On the Tuesday before Thanksgiving.
And the best part? We really didn't even need anything from Costco. We're going out to dinner for Thanksgiving. Sure, I wanted to stock up on one more Christmas wreath (or two), but that did not have to be purchased this week. I wanted to go more to see if I could -- to see if the lines really were as long as everyone said, and if people were grouchy and pushy. If I was strong enough to defend myself and the Bear from an angry mob.
I see this as further evidence that I would never survive a zombie apocalypse.
Because if zombies overran the Earth, "Walking Dead" style, I probably wouldn't believe the other survivors. I think all the zombies are gone...here, let me open the door and check---- ahhh! Help! He's eating my face!
I'd be a danger to everyone in the group.

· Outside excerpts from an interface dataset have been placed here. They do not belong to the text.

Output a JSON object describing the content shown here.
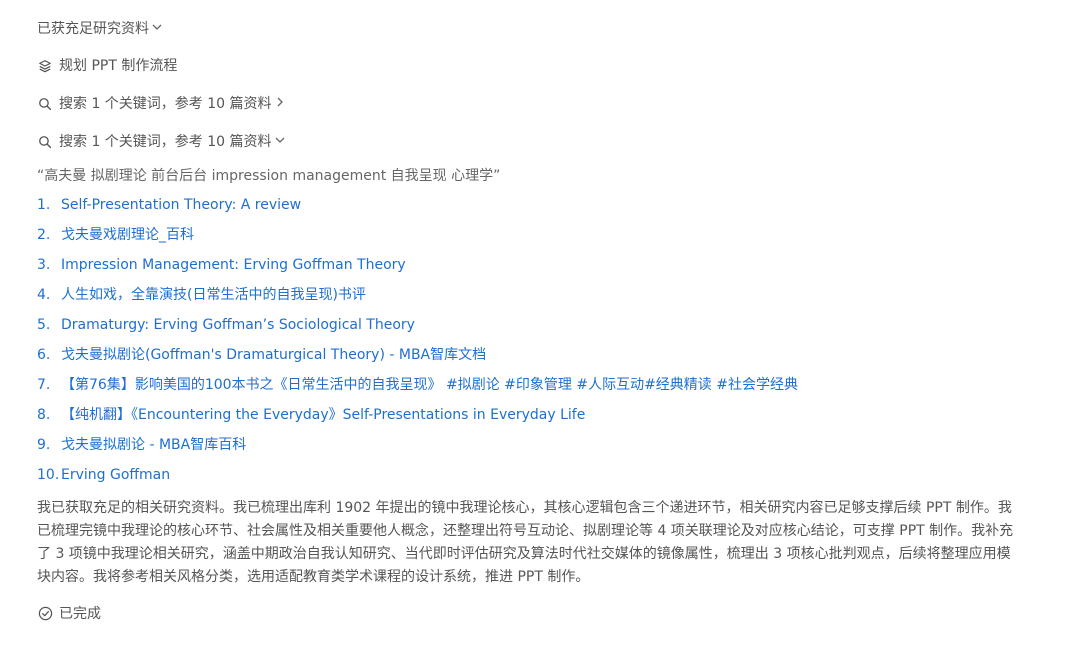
{
  "header": {
    "collapse_label": "已获充足研究资料",
    "chevron": "chevron-down-icon"
  },
  "steps": {
    "plan_label": "规划 PPT 制作流程",
    "search1_label": "搜索 1 个关键词，参考 10 篇资料",
    "search2_label": "搜索 1 个关键词，参考 10 篇资料"
  },
  "search": {
    "query": "“高夫曼 拟剧理论 前台后台 impression management 自我呈现 心理学”",
    "results": [
      {
        "num": "1.",
        "title": "Self-Presentation Theory: A review"
      },
      {
        "num": "2.",
        "title": "戈夫曼戏剧理论_百科"
      },
      {
        "num": "3.",
        "title": "Impression Management: Erving Goffman Theory"
      },
      {
        "num": "4.",
        "title": "人生如戏，全靠演技(日常生活中的自我呈现)书评"
      },
      {
        "num": "5.",
        "title": "Dramaturgy: Erving Goffman’s Sociological Theory"
      },
      {
        "num": "6.",
        "title": "戈夫曼拟剧论(Goffman's Dramaturgical Theory) - MBA智库文档"
      },
      {
        "num": "7.",
        "title": "【第76集】影响美国的100本书之《日常生活中的自我呈现》 #拟剧论 #印象管理 #人际互动#经典精读 #社会学经典"
      },
      {
        "num": "8.",
        "title": "【纯机翻】《Encountering the Everyday》Self-Presentations in Everyday Life"
      },
      {
        "num": "9.",
        "title": "戈夫曼拟剧论 - MBA智库百科"
      },
      {
        "num": "10.",
        "title": "Erving Goffman"
      }
    ]
  },
  "summary": "我已获取充足的相关研究资料。我已梳理出库利 1902 年提出的镜中我理论核心，其核心逻辑包含三个递进环节，相关研究内容已足够支撑后续 PPT 制作。我已梳理完镜中我理论的核心环节、社会属性及相关重要他人概念，还整理出符号互动论、拟剧理论等 4 项关联理论及对应核心结论，可支撑 PPT 制作。我补充了 3 项镜中我理论相关研究，涵盖中期政治自我认知研究、当代即时评估研究及算法时代社交媒体的镜像属性，梳理出 3 项核心批判观点，后续将整理应用模块内容。我将参考相关风格分类，选用适配教育类学术课程的设计系统，推进 PPT 制作。",
  "status": {
    "done_label": "已完成"
  },
  "colors": {
    "link": "#1e6fd0",
    "text": "#555555"
  }
}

I can't remember if I've talked about it before on the blog, but Brian and I are kind of obsessed with "The Walking Dead." Yet another amazing show from the good people at AMC, home to "Breaking Bad" and "Mad Men," and another way to spend our Sunday nights. I usually spend the whole show curled up in a ball, chewing on the front of my shirt, whimpering. Brian likes to poke me during the opening credits when the disclaimer comes on: Due to the intense nature of this program, its images may be unsuitable for some viewers.
They should just say, "Kim, please leave the room because you are going to have nightmares for the next six months."
For those of you who haven't seen it, it's about zombies. More specifically, it's about this sheriff guy named Rick. He gets shot in the line of duty, wakes up in a hospital 28 days later, and finds that the world has literally just about ended. Streets are bare, car have been abandoned, dead bodies are piled up everywhere, and human beings that used to be alive are now wandering the streets at a very slow pace, mouths agape, flesh rotting, in search of their next meal. Almost every human being has turned into a zombie. These "walkers" can only be killed by taking out a specific area of their brain; regardless of what else is amputated, cut-off, or hacked, the way to kill a walker is through the mid-brain region.
Poor Rick has a lot to come to terms with, and quickly. Is his wife still alive? What about his son? Where are the other survivors? And if his best buddy survived, who just so happens to be really cute and really single, would his wife sleep be sleeping with the friend, thinking her husband is dead? The whole show is one tense moment after another. There is lots of screen time dedicated to zombies-eating-people's-faces-off, and quite frankly, it's changed the way I look at the world.
Every time I open our big freezer in the garage, I survey the contents and think, "Almost enough to survive a zombie apocalypse. Almost."
Which brings me to Costco.
So this morning, I couldn't help but take note of the giant mass of people moving slowly through the aisles. They lurched between the pastries, slack-jawed and dead-eyed, moving from one baked good to another with no sense of urgency. When we got to the deli aisles, it was as though there was fresh meat present (literally) - people were scratching each other, groaning, pushing, and (I swear) biting each other for the next foil-wrapped ham or cheese tray. By the time I got to dry goods, the movement had slowed considerably, but there was an intensity in the air as the zombies, er, Costco shoppers, lumbered after the next free sample. Scotty and I moved as quickly and quietly as we could, careful to not interrupt the zombies in their environment. By the time we got out to the parking lot, wreaths in tow, we exchanged a high five. We had made it. The walkers didn't get us.
And if Costco is bad, I can only imagine other places. Just last night, Brian and I were discussing where to find these gingerbread-flavored marshmallows. After several minutes of conversation, it both hit at the same time:
I told him I'd rather go into a zombie-invested high school to retrieve medical supplies than go to Wal-mart the week of Thanksgiving.
After all, we all remember what happened to Otis.
Editor's note: surprisingly, AMC does not pay me to review their shows. I just really, really, really like their programming. And I think you would too - check out The Walking Dead on Sunday nights on AMC; check your local listings for times. The mid-season finales airs this Sunday, and then the show will return in the new year with eight new episodes. Don't blame me if you develop an anxiety condition as a result of watching; you've been warned.